# Supplied data:
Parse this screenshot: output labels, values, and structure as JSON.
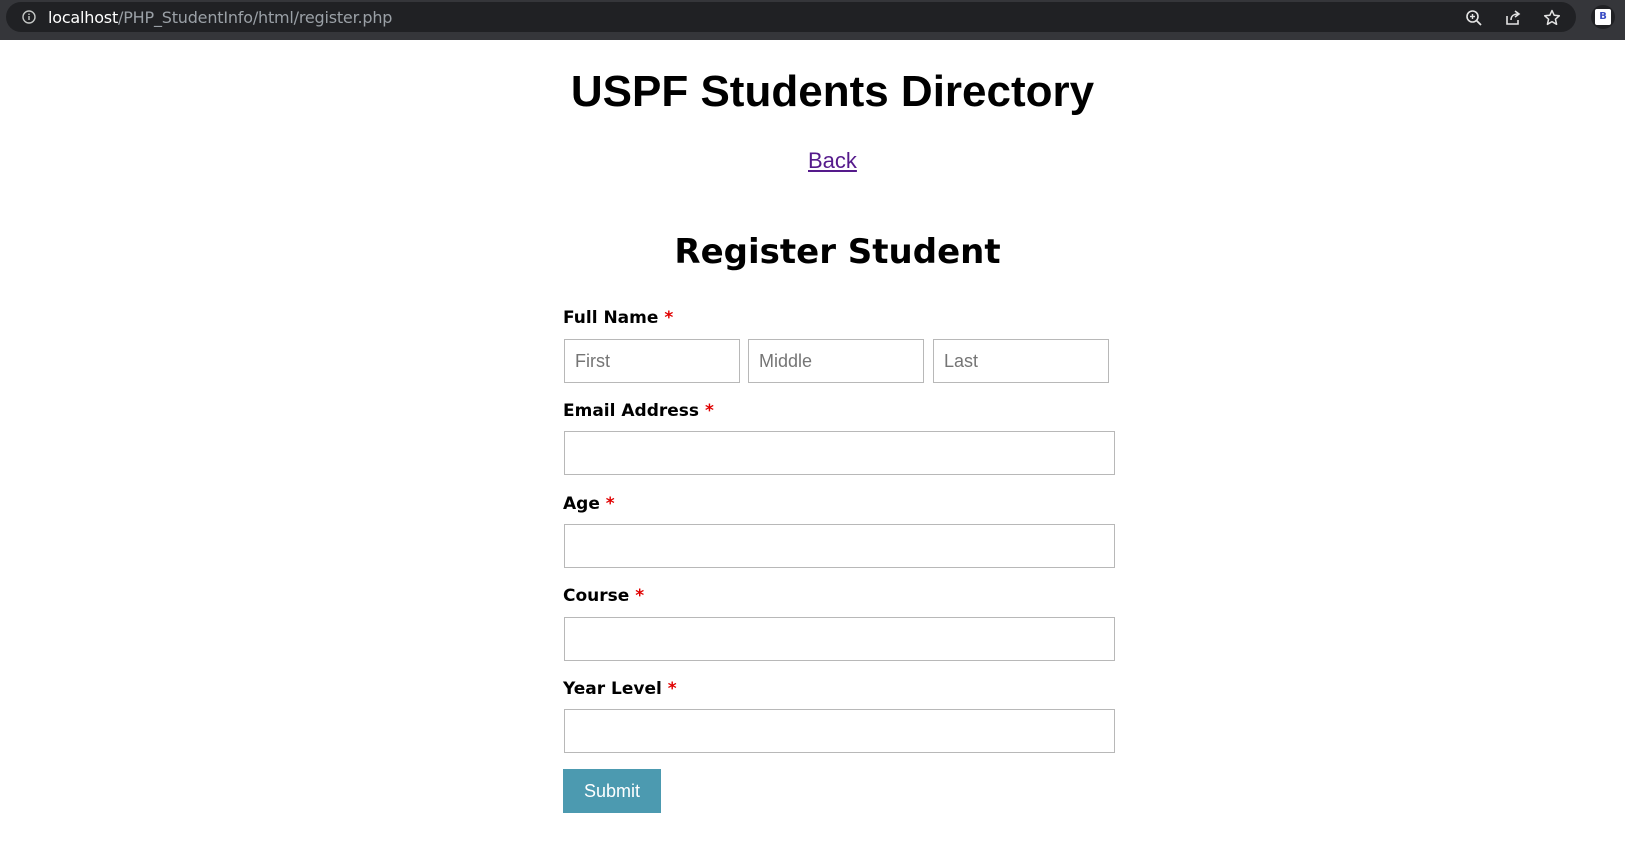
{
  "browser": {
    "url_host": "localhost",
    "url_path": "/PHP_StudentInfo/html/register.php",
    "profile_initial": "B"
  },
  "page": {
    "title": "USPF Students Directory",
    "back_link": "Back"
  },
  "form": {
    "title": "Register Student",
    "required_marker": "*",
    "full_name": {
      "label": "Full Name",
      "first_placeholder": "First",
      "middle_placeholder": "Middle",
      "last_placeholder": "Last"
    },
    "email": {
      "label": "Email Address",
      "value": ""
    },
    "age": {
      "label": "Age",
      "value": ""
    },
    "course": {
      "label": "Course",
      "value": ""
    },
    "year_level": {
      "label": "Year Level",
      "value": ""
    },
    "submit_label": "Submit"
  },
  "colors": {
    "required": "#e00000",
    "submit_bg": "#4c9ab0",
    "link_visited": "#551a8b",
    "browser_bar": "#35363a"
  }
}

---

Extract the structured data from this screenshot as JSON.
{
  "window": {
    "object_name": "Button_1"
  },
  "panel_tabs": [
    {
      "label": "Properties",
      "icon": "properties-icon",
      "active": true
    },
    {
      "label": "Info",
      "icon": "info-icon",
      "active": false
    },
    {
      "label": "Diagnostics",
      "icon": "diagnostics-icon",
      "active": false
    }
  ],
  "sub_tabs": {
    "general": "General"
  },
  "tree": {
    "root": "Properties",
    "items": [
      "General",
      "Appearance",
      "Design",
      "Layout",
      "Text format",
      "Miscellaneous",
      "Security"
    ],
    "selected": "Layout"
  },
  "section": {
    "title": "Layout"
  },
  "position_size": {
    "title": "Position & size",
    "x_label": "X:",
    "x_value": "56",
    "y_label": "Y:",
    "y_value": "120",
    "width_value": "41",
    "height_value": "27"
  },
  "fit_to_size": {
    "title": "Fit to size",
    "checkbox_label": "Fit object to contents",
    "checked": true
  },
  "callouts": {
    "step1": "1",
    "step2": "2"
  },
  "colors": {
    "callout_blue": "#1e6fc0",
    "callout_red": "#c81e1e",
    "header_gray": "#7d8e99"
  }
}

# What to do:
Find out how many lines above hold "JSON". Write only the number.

# Answer space:
2